There is an urgent need for public breeding programs to prioritize and focus their efforts. Excellence in Breeding (EiB) is working with CGIAR partners to identify market segments and align breeding pipelines to them — with the goal of increasing food security and improving livelihoods.
Breeders, economists, gender specialists, and food technologists are gathering together to advance new approaches to breeding crop varieties that people will want.
Approaches that delivered the Green Revolution are now surpassed by more advanced methodologies and technologies. And adoption of these has moved too slowly in public sector breeding. CGIAR Excellence in Breeding (EiB) is tackling this head-on by working across partners to accelerate the modernization of breeding programs.

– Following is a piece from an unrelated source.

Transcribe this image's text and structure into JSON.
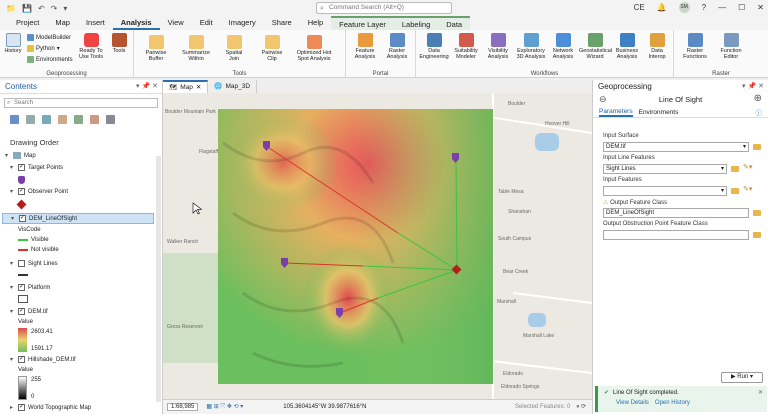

As breeders develop varieties that meet farmers’ needs, we need to ensure the entire R&D process improves water sustainability. Here are three ways crop breeders can manage water to deliver the best seeds and create the best conditions for long-term crop production.
If you had to choose one word that symbolizes “women in science,” what would it be? CGIAR Excellence in Breeding asked this question to an array of women working across the crop breeding domain.
By Hugo Campos and Michael Quinn
By Gustavo Teixeira, Theresa Heitman and Adam Hunt
Crop breeding programs are setting an example for how to examine and improve their work – while embedding this process into organizational culture. It's all to better meet the needs of their customers, namely breeders, farmers and donors. Here, experts walk through the process, and examine a CGIAR rice breeding case study from the International Rice Research Institute (IRRI).